- [REQUIRED WORK]
Copy the entries exactly, leaving out nothing.

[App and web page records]
*** Begin section ***

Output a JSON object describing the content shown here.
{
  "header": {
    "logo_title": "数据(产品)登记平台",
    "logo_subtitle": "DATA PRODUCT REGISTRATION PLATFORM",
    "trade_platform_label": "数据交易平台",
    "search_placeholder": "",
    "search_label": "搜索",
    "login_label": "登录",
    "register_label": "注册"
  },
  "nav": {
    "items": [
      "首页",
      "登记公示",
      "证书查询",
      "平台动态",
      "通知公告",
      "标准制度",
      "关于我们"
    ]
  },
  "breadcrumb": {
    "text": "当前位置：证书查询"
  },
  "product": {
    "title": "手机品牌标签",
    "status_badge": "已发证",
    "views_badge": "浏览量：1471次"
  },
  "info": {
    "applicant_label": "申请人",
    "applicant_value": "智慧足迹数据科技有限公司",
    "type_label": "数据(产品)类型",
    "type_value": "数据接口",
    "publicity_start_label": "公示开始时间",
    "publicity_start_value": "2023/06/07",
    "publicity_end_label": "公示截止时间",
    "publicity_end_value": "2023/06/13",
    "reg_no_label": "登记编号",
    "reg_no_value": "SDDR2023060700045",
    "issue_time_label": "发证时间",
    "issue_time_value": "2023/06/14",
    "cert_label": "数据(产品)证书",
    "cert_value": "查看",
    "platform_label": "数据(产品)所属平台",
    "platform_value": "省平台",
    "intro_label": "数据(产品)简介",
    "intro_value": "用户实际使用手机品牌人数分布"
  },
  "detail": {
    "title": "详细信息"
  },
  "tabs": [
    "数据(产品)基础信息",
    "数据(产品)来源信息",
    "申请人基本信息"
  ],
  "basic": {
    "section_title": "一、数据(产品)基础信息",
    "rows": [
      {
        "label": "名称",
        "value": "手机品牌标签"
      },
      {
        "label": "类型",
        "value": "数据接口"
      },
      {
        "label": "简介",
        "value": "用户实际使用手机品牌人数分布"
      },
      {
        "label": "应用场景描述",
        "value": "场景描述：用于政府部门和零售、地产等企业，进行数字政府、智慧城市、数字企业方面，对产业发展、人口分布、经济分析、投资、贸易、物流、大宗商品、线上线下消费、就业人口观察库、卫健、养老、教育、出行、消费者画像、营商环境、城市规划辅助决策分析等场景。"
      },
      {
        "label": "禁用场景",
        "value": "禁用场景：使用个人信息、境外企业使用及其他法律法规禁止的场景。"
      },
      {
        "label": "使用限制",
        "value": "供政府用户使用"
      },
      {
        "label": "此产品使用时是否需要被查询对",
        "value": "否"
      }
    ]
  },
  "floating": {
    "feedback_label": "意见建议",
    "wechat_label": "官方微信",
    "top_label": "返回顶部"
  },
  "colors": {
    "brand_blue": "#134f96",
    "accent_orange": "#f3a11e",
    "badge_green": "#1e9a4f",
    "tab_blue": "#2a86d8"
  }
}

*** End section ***

- [TASK RESULT]
Output a JSON object describing the content shown here.
{
  "header": {
    "logo_title": "数据(产品)登记平台",
    "logo_subtitle": "DATA PRODUCT REGISTRATION PLATFORM",
    "trade_platform_label": "数据交易平台",
    "search_placeholder": "",
    "search_label": "搜索",
    "login_label": "登录",
    "register_label": "注册"
  },
  "nav": {
    "items": [
      "首页",
      "登记公示",
      "证书查询",
      "平台动态",
      "通知公告",
      "标准制度",
      "关于我们"
    ]
  },
  "breadcrumb": {
    "text": "当前位置：证书查询"
  },
  "product": {
    "title": "手机品牌标签",
    "status_badge": "已发证",
    "views_badge": "浏览量：1471次"
  },
  "info": {
    "applicant_label": "申请人",
    "applicant_value": "智慧足迹数据科技有限公司",
    "type_label": "数据(产品)类型",
    "type_value": "数据接口",
    "publicity_start_label": "公示开始时间",
    "publicity_start_value": "2023/06/07",
    "publicity_end_label": "公示截止时间",
    "publicity_end_value": "2023/06/13",
    "reg_no_label": "登记编号",
    "reg_no_value": "SDDR2023060700045",
    "issue_time_label": "发证时间",
    "issue_time_value": "2023/06/14",
    "cert_label": "数据(产品)证书",
    "cert_value": "查看",
    "platform_label": "数据(产品)所属平台",
    "platform_value": "省平台",
    "intro_label": "数据(产品)简介",
    "intro_value": "用户实际使用手机品牌人数分布"
  },
  "detail": {
    "title": "详细信息"
  },
  "tabs": [
    "数据(产品)基础信息",
    "数据(产品)来源信息",
    "申请人基本信息"
  ],
  "basic": {
    "section_title": "一、数据(产品)基础信息",
    "rows": [
      {
        "label": "名称",
        "value": "手机品牌标签"
      },
      {
        "label": "类型",
        "value": "数据接口"
      },
      {
        "label": "简介",
        "value": "用户实际使用手机品牌人数分布"
      },
      {
        "label": "应用场景描述",
        "value": "场景描述：用于政府部门和零售、地产等企业，进行数字政府、智慧城市、数字企业方面，对产业发展、人口分布、经济分析、投资、贸易、物流、大宗商品、线上线下消费、就业人口观察库、卫健、养老、教育、出行、消费者画像、营商环境、城市规划辅助决策分析等场景。"
      },
      {
        "label": "禁用场景",
        "value": "禁用场景：使用个人信息、境外企业使用及其他法律法规禁止的场景。"
      },
      {
        "label": "使用限制",
        "value": "供政府用户使用"
      },
      {
        "label": "此产品使用时是否需要被查询对",
        "value": "否"
      }
    ]
  },
  "floating": {
    "feedback_label": "意见建议",
    "wechat_label": "官方微信",
    "top_label": "返回顶部"
  },
  "colors": {
    "brand_blue": "#134f96",
    "accent_orange": "#f3a11e",
    "badge_green": "#1e9a4f",
    "tab_blue": "#2a86d8"
  }
}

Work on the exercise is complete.